Local farm visits are a permanent fixture on our Foundation’s website. The spring season is one of the best times of the year to take your child for an immersive tour of a local farm. Crops have been planted, baby animals have been born, and the farm is buzzing with activity. Agricultural tours are blooming in Canada, from BC (including Natural Factors Farms, Circle Farm, and Maplewood Farm) to Newfoundland.

4. Self-Directed Eco Bike Tour

Depending upon where you live, there may be some sort of ecological destination that is accessible to the public. Of course, such a thing is more abundant in some regions over others. In the Lower Mainland for instance, the natural marshlands near Jericho Beach are a perfect example. Do some homework on your region, gather as much information as possible in regards to the types of wildlife and plant life common the destination, create a checklist, and hop on your bikes to explore. You and your child can make a game out of crossing items off of the checklist as you discover them. This is a great activity for both learning and fitness.

5. Guided Eco Tour
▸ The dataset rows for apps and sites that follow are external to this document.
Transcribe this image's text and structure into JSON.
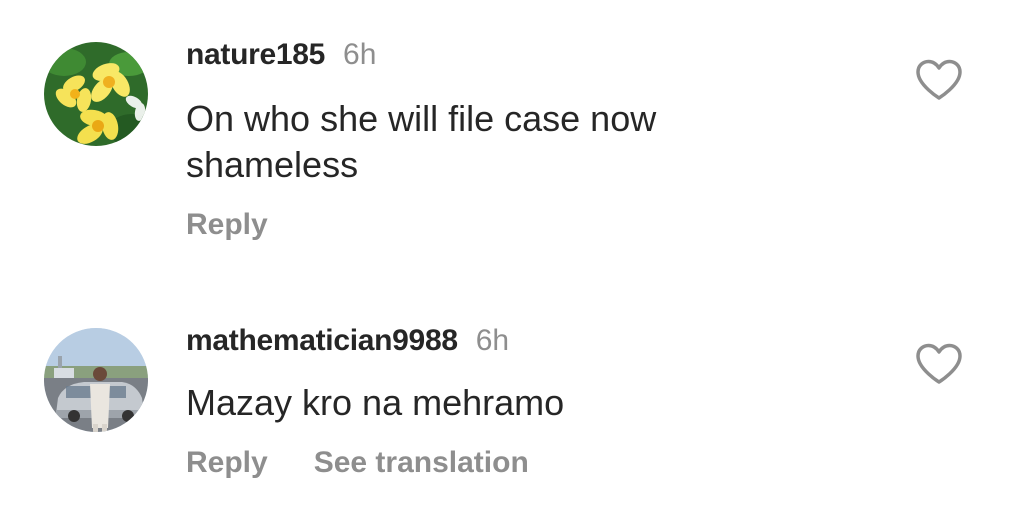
{
  "comments": [
    {
      "avatar_icon": "flower-avatar",
      "username": "nature185",
      "time": "6h",
      "text": "On who she will file case now shameless",
      "reply_label": "Reply",
      "like_icon": "heart-outline-icon"
    },
    {
      "avatar_icon": "person-car-avatar",
      "username": "mathematician9988",
      "time": "6h",
      "text": "Mazay kro na mehramo",
      "reply_label": "Reply",
      "translate_label": "See translation",
      "like_icon": "heart-outline-icon"
    }
  ],
  "colors": {
    "text": "#262626",
    "muted": "#8e8e8e",
    "background": "#ffffff"
  }
}
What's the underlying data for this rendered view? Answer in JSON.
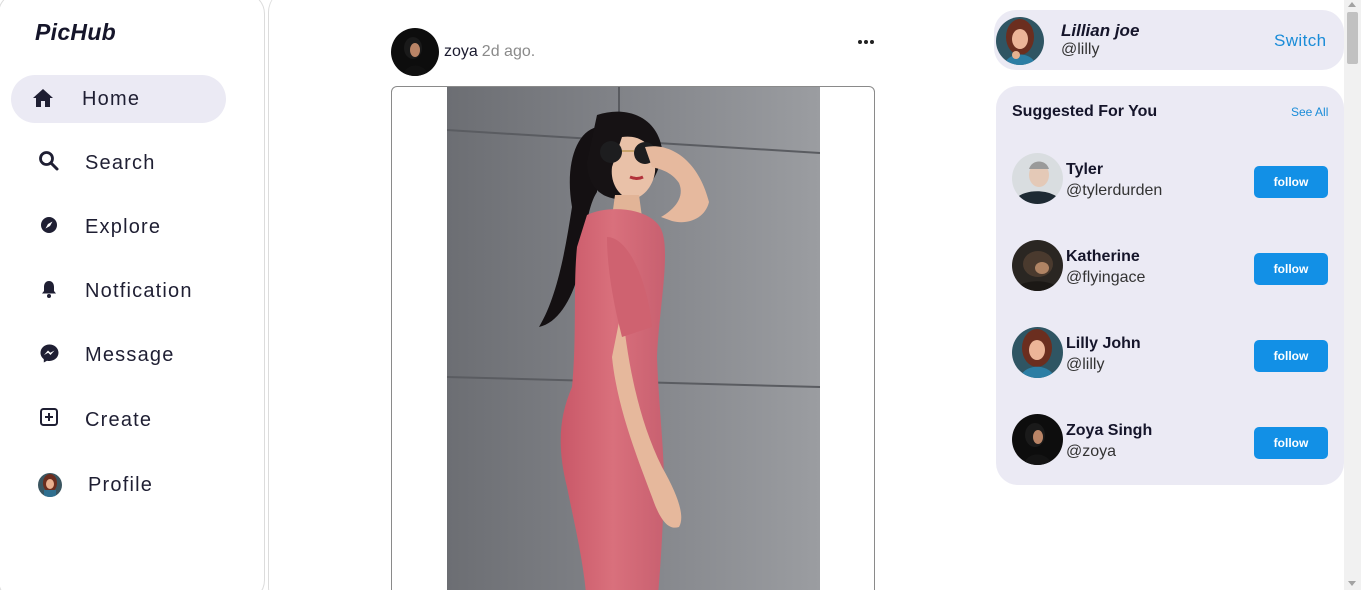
{
  "app": {
    "logo": "PicHub"
  },
  "sidebar": {
    "items": [
      {
        "label": "Home",
        "icon": "home-icon",
        "active": true
      },
      {
        "label": "Search",
        "icon": "search-icon"
      },
      {
        "label": "Explore",
        "icon": "compass-icon"
      },
      {
        "label": "Notfication",
        "icon": "bell-icon"
      },
      {
        "label": "Message",
        "icon": "messenger-icon"
      },
      {
        "label": "Create",
        "icon": "plus-square-icon"
      },
      {
        "label": "Profile",
        "icon": "profile-avatar"
      }
    ]
  },
  "post": {
    "username": "zoya",
    "time": "2d ago.",
    "more_icon": "more-horizontal-icon"
  },
  "account": {
    "name": "Lillian joe",
    "handle": "@lilly",
    "switch_label": "Switch"
  },
  "suggestions": {
    "title": "Suggested For You",
    "see_all": "See All",
    "follow_label": "follow",
    "users": [
      {
        "name": "Tyler",
        "handle": "@tylerdurden"
      },
      {
        "name": "Katherine",
        "handle": "@flyingace"
      },
      {
        "name": "Lilly John",
        "handle": "@lilly"
      },
      {
        "name": "Zoya Singh",
        "handle": "@zoya"
      }
    ]
  },
  "colors": {
    "accent": "#1290e6",
    "link": "#1a8cd8",
    "card_bg": "#ebeaf4",
    "text_dark": "#15152a"
  }
}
Given that there is limited access to ecological sanctuaries and reserves, you may want to consider a guided eco tour (in your area) for your outdoor learning adventures. While there is a cost, you gain an informative guide that can teach you and your child about the destination and all of its biological inhabitants. The great part about taking one of these tours in the spring is that they are not as booked-up as they are in the summer months when tourists come to town. You’re also more likely to get a better price during the shoulder season. Another benefit is that guided eco tours often come with complementary materials that your child can take home with them not only as a souvenir, but as a learning tool to follow-up on and learn more. Simply perform an online search for eco tours in your area and find something convenient that suits your child’s interests.

Do you have any ideas for engaging outdoor learning experiences (for kids) for the spring season? We’d love to have you share them with us. Follow our Foundation on FacebookTwitter, and/or Google+, find this article on our recently published posts, and leave a comment. We value your input!